Required work — Look through the lines below; wherever the word "icon" appears, copy that line.
*** Opening Task inputs ***
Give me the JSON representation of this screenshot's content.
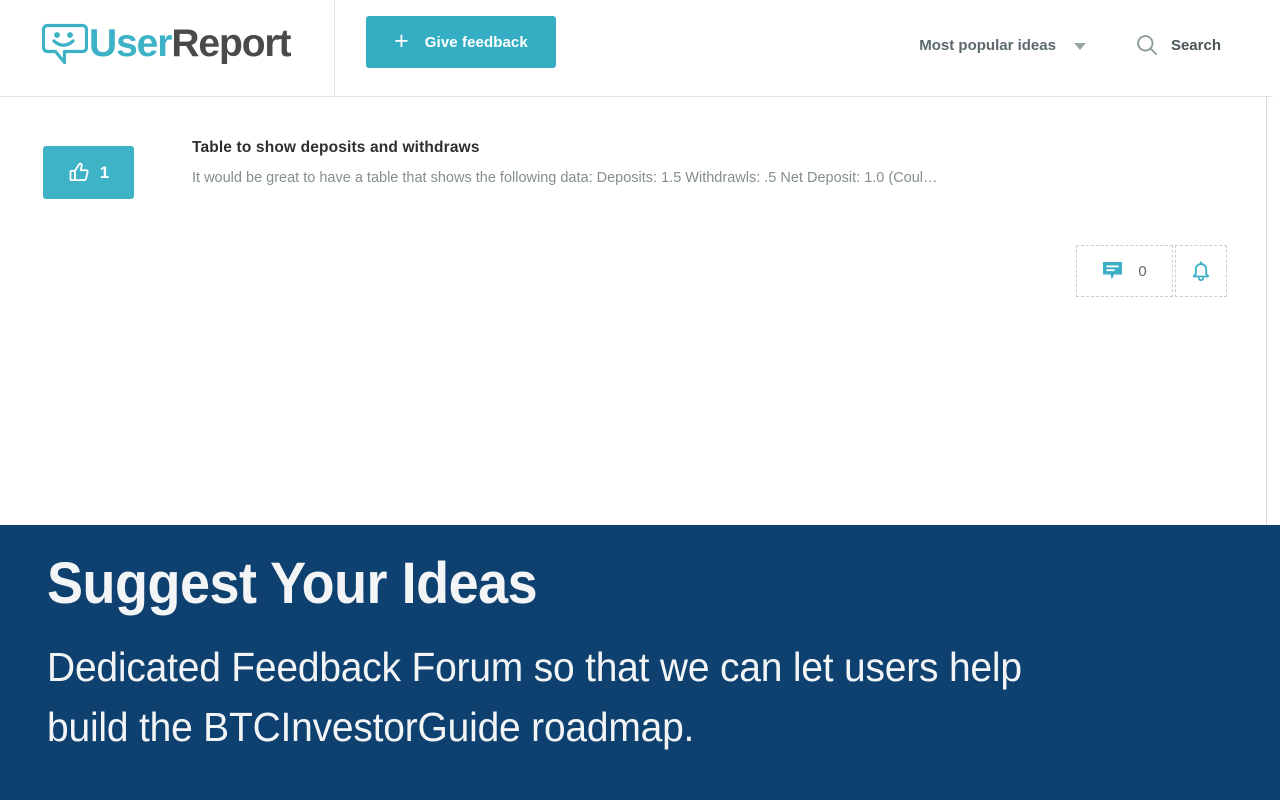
{
  "header": {
    "logo": {
      "icon": "speech-bubble-smiley-icon",
      "text_first": "User",
      "text_second": "Report",
      "brand_color": "#3db2c6",
      "text_color": "#4a4a4a"
    },
    "give_feedback": {
      "plus": "+",
      "label": "Give feedback",
      "bg_color": "#35aec3"
    },
    "sort": {
      "selected": "Most popular ideas",
      "icon": "chevron-down-icon",
      "options": [
        "Most popular ideas"
      ]
    },
    "search": {
      "label": "Search",
      "icon": "search-icon"
    }
  },
  "main": {
    "ideas": [
      {
        "votes": "1",
        "vote_icon": "thumbs-up-icon",
        "title": "Table to show deposits and withdraws",
        "description": "It would be great to have a table that shows the following data: Deposits: 1.5 Withdrawls: .5 Net Deposit: 1.0 (Coul…",
        "comments_count": "0",
        "comments_icon": "comment-bubble-icon",
        "subscribe_icon": "bell-icon",
        "accent_color": "#3fb3c6"
      }
    ]
  },
  "banner": {
    "title": "Suggest Your Ideas",
    "subtitle": "Dedicated Feedback Forum so that we can let users help build the BTCInvestorGuide roadmap.",
    "bg_color": "#0e4170",
    "text_color": "#f2f4f5"
  }
}
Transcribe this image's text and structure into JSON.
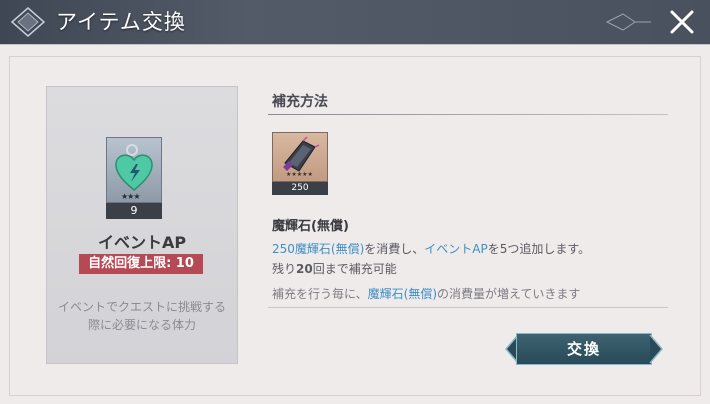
{
  "dialog": {
    "title": "アイテム交換",
    "close_icon": "close-icon"
  },
  "event_item": {
    "icon": "event-ap-heart-icon",
    "rarity": "★★★",
    "count": "9",
    "name": "イベントAP",
    "limit_text": "自然回復上限: 10",
    "description_line1": "イベントでクエストに挑戦する",
    "description_line2": "際に必要になる体力"
  },
  "refill": {
    "section_title": "補充方法",
    "material": {
      "icon": "magic-stone-icon",
      "rarity": "★★★★★",
      "count": "250"
    },
    "material_name": "魔輝石(無償)",
    "line1": {
      "cost": "250魔輝石(無償)",
      "mid": "を消費し、",
      "target": "イベントAP",
      "tail": "を5つ追加します。"
    },
    "line2": {
      "prefix": "残り",
      "count": "20",
      "suffix": "回まで補充可能"
    },
    "note": {
      "prefix": "補充を行う毎に、",
      "item": "魔輝石(無償)",
      "suffix": "の消費量が増えていきます"
    }
  },
  "actions": {
    "exchange_label": "交換"
  },
  "colors": {
    "accent_blue": "#3e8fc4",
    "limit_red": "#b54a55",
    "button_teal": "#294a58"
  }
}
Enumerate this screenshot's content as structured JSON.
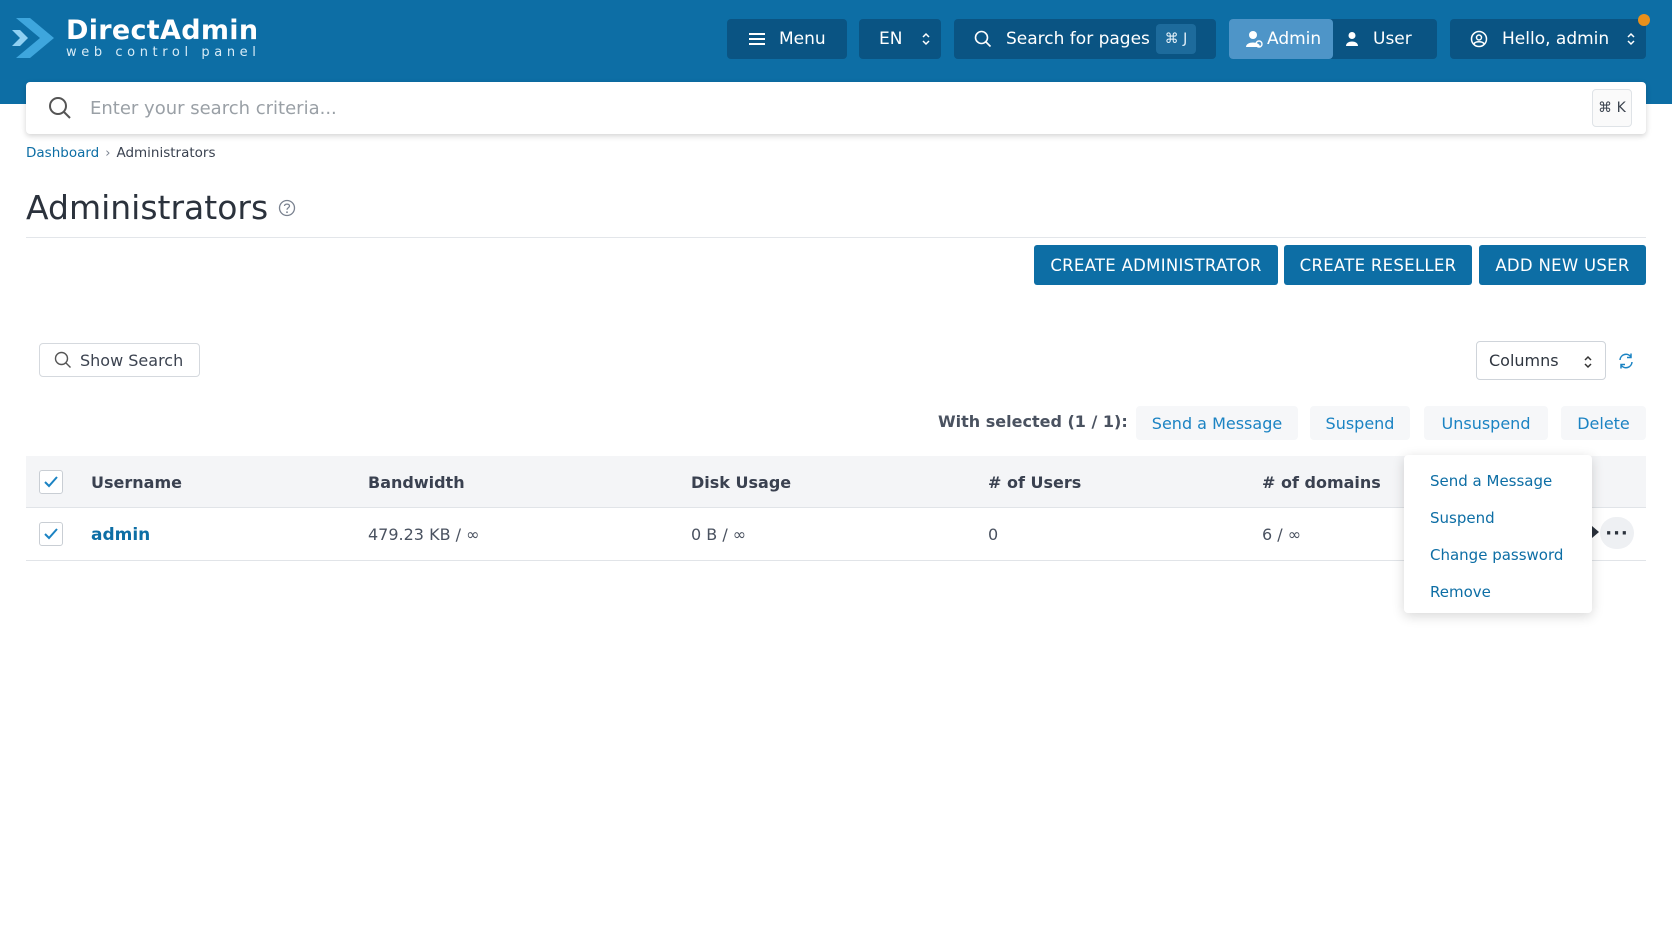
{
  "brand": {
    "title": "DirectAdmin",
    "subtitle": "web control panel"
  },
  "header": {
    "menu_label": "Menu",
    "language": "EN",
    "search_pages_label": "Search for pages",
    "search_shortcut": "⌘ J",
    "mode_admin": "Admin",
    "mode_user": "User",
    "greeting": "Hello, admin"
  },
  "search": {
    "placeholder": "Enter your search criteria...",
    "shortcut": "⌘ K"
  },
  "breadcrumb": {
    "home": "Dashboard",
    "current": "Administrators"
  },
  "page": {
    "title": "Administrators"
  },
  "actions": {
    "create_admin": "CREATE ADMINISTRATOR",
    "create_reseller": "CREATE RESELLER",
    "add_user": "ADD NEW USER"
  },
  "toolbar": {
    "show_search": "Show Search",
    "columns": "Columns",
    "with_selected": "With selected (1 / 1):",
    "send_message": "Send a Message",
    "suspend": "Suspend",
    "unsuspend": "Unsuspend",
    "delete": "Delete"
  },
  "table": {
    "headers": [
      "Username",
      "Bandwidth",
      "Disk Usage",
      "# of Users",
      "# of domains"
    ],
    "rows": [
      {
        "username": "admin",
        "bandwidth": "479.23 KB / ∞",
        "disk": "0 B / ∞",
        "users": "0",
        "domains": "6 / ∞"
      }
    ]
  },
  "row_menu": {
    "items": [
      "Send a Message",
      "Suspend",
      "Change password",
      "Remove"
    ]
  },
  "colors": {
    "brand_blue": "#0d6ea5",
    "header_dark": "#0a5483",
    "accent_orange": "#e8901c"
  }
}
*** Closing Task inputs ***
Finished task —
      "icon": "speech-bubble-smiley-icon",
      "icon": "chevron-down-icon",
      "icon": "search-icon"
        "vote_icon": "thumbs-up-icon",
        "comments_icon": "comment-bubble-icon",
        "subscribe_icon": "bell-icon",
    "close_icon": "close-icon"
    "icon": "event-ap-heart-icon",
      "icon": "magic-stone-icon",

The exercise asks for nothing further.